• Task objective
Whenever a line below holds the word "temp", copy that line.

════════════════════

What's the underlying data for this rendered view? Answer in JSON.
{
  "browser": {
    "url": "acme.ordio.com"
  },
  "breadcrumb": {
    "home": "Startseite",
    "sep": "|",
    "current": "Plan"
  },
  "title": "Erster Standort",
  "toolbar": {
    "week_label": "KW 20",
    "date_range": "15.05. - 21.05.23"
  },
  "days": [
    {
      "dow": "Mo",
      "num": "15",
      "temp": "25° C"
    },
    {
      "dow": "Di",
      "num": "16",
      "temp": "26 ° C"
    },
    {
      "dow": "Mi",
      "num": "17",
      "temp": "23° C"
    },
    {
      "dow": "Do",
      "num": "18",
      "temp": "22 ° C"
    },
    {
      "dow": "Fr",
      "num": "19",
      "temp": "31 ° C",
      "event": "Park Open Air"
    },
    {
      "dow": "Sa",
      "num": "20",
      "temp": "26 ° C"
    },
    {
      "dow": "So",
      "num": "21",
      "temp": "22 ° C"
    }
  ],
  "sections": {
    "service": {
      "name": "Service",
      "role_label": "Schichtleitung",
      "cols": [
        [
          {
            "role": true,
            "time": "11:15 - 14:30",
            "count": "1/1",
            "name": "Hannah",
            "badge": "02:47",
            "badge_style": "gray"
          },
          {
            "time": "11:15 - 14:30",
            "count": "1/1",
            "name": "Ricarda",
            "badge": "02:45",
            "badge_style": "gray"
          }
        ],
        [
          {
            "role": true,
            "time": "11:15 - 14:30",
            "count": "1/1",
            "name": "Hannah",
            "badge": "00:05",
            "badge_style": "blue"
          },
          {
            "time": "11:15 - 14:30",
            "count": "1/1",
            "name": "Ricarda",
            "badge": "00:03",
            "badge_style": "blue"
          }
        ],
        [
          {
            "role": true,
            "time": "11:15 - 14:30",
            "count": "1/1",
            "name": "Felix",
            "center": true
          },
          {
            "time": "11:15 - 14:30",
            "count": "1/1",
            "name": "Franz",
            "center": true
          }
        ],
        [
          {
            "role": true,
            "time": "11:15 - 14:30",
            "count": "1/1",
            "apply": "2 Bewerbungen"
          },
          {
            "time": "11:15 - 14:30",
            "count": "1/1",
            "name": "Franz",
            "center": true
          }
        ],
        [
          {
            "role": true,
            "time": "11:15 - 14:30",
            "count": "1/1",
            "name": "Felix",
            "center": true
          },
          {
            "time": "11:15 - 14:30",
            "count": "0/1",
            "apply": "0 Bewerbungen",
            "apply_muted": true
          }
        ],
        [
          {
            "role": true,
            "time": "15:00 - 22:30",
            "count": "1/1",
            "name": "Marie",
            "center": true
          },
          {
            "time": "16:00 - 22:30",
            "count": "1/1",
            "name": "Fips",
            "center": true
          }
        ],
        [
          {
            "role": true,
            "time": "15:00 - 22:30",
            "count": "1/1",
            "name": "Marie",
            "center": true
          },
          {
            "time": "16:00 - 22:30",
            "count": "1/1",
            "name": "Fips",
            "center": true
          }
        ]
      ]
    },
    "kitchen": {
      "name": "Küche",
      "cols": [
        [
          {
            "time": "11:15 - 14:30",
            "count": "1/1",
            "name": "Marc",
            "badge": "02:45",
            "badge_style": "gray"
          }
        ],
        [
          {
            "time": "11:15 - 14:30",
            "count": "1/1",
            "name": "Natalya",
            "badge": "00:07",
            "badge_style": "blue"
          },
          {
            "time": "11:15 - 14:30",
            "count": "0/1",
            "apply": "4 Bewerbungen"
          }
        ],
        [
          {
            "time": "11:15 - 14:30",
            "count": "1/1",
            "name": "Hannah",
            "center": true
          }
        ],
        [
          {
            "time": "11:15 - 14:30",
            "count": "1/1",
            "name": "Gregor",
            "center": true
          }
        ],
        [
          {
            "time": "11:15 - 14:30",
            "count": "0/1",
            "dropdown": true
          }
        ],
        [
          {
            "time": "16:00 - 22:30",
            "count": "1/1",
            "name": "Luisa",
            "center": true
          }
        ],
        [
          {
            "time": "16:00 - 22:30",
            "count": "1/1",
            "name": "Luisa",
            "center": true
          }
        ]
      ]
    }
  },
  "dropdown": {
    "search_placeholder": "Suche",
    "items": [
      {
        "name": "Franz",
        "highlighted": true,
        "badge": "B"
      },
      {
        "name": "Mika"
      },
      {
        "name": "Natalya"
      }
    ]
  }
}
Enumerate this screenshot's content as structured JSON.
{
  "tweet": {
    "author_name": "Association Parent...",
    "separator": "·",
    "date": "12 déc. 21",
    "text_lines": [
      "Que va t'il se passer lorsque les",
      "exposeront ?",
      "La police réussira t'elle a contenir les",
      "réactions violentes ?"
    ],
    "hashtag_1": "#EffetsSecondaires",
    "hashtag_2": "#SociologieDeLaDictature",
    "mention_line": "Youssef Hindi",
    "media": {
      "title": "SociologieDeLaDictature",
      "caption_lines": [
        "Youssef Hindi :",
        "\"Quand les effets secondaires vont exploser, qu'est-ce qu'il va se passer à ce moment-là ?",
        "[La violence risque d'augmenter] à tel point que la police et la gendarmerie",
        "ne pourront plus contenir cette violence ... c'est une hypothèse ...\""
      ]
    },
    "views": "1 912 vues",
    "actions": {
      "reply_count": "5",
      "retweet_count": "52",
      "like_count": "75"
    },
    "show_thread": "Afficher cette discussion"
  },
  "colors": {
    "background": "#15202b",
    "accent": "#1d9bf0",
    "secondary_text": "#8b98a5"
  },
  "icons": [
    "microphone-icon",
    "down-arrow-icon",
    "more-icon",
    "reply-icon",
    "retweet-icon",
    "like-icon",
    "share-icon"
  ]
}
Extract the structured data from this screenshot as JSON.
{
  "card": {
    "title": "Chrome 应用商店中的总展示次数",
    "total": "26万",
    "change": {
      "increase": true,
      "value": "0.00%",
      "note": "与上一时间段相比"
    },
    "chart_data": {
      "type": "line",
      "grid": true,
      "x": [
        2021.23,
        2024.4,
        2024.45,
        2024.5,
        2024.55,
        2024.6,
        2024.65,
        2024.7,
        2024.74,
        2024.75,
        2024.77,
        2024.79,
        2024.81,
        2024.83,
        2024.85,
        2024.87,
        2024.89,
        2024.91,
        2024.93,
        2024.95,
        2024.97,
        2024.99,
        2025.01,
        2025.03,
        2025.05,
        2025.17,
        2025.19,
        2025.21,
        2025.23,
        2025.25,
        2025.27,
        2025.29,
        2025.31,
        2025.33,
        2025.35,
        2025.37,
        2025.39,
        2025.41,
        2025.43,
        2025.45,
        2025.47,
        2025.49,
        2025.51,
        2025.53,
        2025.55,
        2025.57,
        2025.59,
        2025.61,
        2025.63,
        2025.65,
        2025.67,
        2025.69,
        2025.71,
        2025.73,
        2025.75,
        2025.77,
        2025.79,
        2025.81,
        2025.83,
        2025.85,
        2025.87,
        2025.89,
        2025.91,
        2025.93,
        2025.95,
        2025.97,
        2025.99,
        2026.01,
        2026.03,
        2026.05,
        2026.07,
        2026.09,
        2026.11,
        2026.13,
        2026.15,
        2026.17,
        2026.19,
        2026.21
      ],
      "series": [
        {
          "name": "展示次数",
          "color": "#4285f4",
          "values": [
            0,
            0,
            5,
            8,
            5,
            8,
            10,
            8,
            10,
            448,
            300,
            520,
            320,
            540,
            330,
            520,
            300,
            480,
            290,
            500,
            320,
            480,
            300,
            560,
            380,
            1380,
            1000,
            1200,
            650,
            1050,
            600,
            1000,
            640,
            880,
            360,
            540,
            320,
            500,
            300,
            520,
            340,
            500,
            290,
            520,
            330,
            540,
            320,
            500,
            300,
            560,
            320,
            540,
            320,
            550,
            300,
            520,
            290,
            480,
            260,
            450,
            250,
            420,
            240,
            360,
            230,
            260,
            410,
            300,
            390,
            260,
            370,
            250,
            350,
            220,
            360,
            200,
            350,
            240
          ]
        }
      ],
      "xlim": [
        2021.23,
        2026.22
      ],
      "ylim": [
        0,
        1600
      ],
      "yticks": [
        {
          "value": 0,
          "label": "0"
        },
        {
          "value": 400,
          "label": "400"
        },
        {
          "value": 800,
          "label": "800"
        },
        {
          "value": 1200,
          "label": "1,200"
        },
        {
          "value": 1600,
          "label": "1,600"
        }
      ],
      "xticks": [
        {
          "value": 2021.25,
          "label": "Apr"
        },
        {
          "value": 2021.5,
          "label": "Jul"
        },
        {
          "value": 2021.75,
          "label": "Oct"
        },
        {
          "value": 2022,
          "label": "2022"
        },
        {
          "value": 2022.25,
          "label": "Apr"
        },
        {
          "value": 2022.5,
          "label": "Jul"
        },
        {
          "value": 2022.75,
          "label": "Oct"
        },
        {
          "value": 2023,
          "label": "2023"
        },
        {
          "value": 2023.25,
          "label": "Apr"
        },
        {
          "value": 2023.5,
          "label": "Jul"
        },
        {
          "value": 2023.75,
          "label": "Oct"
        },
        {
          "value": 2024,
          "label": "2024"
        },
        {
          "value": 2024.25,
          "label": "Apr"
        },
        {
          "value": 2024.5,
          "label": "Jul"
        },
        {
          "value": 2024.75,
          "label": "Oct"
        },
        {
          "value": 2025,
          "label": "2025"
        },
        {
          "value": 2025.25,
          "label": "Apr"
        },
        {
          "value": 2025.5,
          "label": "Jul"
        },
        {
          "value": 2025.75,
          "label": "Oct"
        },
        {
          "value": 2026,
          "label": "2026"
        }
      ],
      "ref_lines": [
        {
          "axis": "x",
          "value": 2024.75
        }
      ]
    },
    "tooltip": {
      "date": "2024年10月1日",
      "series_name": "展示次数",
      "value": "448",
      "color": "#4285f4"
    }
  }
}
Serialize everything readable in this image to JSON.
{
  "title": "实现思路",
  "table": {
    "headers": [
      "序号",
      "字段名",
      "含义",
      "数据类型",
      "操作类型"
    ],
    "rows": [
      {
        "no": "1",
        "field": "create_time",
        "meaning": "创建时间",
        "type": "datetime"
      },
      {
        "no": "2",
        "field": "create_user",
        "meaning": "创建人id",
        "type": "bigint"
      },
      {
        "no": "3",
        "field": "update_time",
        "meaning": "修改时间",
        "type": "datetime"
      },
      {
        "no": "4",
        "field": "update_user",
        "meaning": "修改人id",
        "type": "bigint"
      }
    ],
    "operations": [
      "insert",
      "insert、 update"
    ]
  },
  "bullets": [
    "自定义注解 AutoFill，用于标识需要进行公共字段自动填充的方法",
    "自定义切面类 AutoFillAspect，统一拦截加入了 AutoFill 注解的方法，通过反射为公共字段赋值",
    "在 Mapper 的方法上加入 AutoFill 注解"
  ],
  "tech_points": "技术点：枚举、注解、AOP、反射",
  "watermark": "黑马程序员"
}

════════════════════

• Answer box
      "temp": "25° C"
      "temp": "26 ° C"
      "temp": "23° C"
      "temp": "22 ° C"
      "temp": "31 ° C",
      "temp": "26 ° C"
      "temp": "22 ° C"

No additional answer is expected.